Exercise description: Check each line of the material for the string "this", and copy the lines that have it.

Task inputs:
>>
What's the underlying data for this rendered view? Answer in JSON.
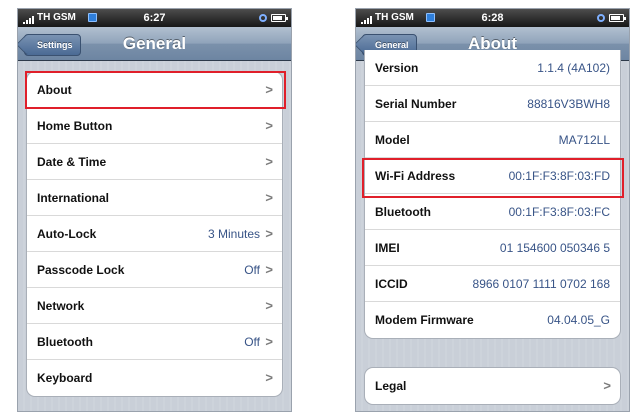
{
  "left_screen": {
    "status": {
      "carrier": "TH GSM",
      "time": "6:27"
    },
    "nav": {
      "back_label": "Settings",
      "title": "General"
    },
    "rows": [
      {
        "label": "About",
        "value": "",
        "chevron": ">"
      },
      {
        "label": "Home Button",
        "value": "",
        "chevron": ">"
      },
      {
        "label": "Date & Time",
        "value": "",
        "chevron": ">"
      },
      {
        "label": "International",
        "value": "",
        "chevron": ">"
      },
      {
        "label": "Auto-Lock",
        "value": "3 Minutes",
        "chevron": ">"
      },
      {
        "label": "Passcode Lock",
        "value": "Off",
        "chevron": ">"
      },
      {
        "label": "Network",
        "value": "",
        "chevron": ">"
      },
      {
        "label": "Bluetooth",
        "value": "Off",
        "chevron": ">"
      },
      {
        "label": "Keyboard",
        "value": "",
        "chevron": ">"
      }
    ]
  },
  "right_screen": {
    "status": {
      "carrier": "TH GSM",
      "time": "6:28"
    },
    "nav": {
      "back_label": "General",
      "title": "About"
    },
    "rows": [
      {
        "label": "Version",
        "value": "1.1.4 (4A102)"
      },
      {
        "label": "Serial Number",
        "value": "88816V3BWH8"
      },
      {
        "label": "Model",
        "value": "MA712LL"
      },
      {
        "label": "Wi-Fi Address",
        "value": "00:1F:F3:8F:03:FD"
      },
      {
        "label": "Bluetooth",
        "value": "00:1F:F3:8F:03:FC"
      },
      {
        "label": "IMEI",
        "value": "01 154600 050346 5"
      },
      {
        "label": "ICCID",
        "value": "8966 0107 1111 0702 168"
      },
      {
        "label": "Modem Firmware",
        "value": "04.04.05_G"
      }
    ],
    "legal": {
      "label": "Legal",
      "chevron": ">"
    }
  },
  "colors": {
    "highlight": "#e01f2a",
    "value_text": "#385487",
    "nav_bar": "#7b91ab"
  }
}
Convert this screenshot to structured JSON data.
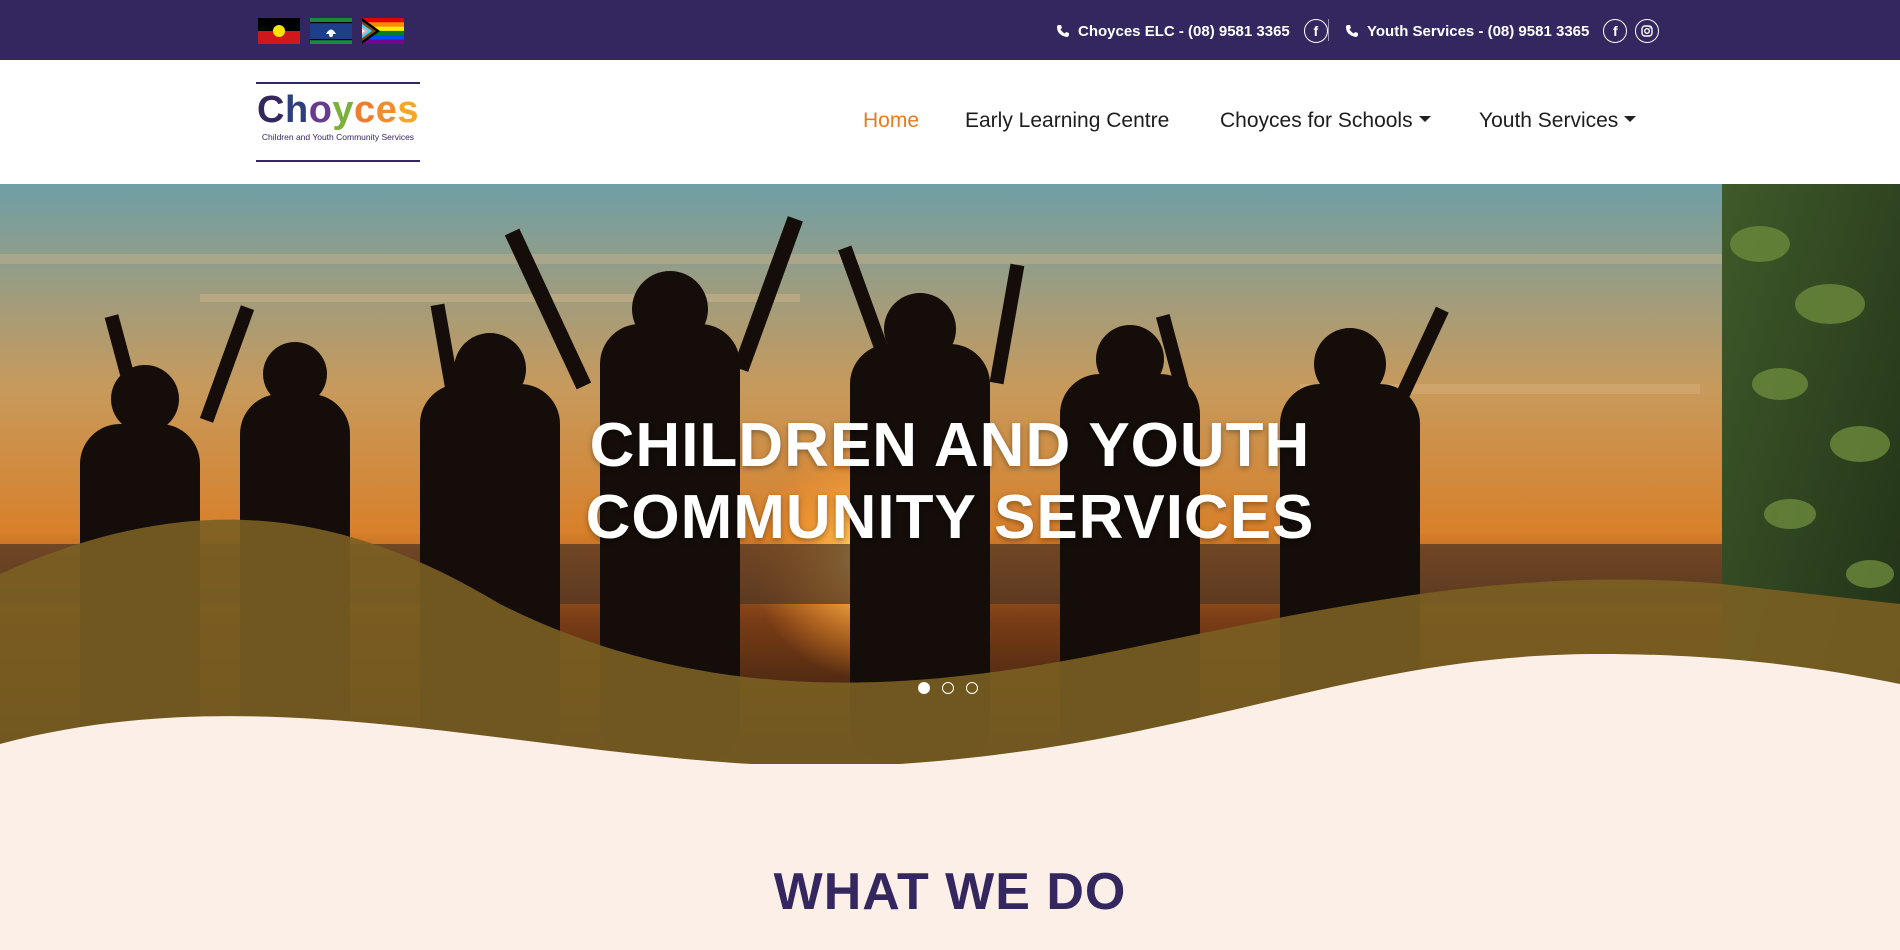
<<
Worked solution:
What's the underlying data for this rendered view? Answer in JSON.
Convert this screenshot to structured JSON data.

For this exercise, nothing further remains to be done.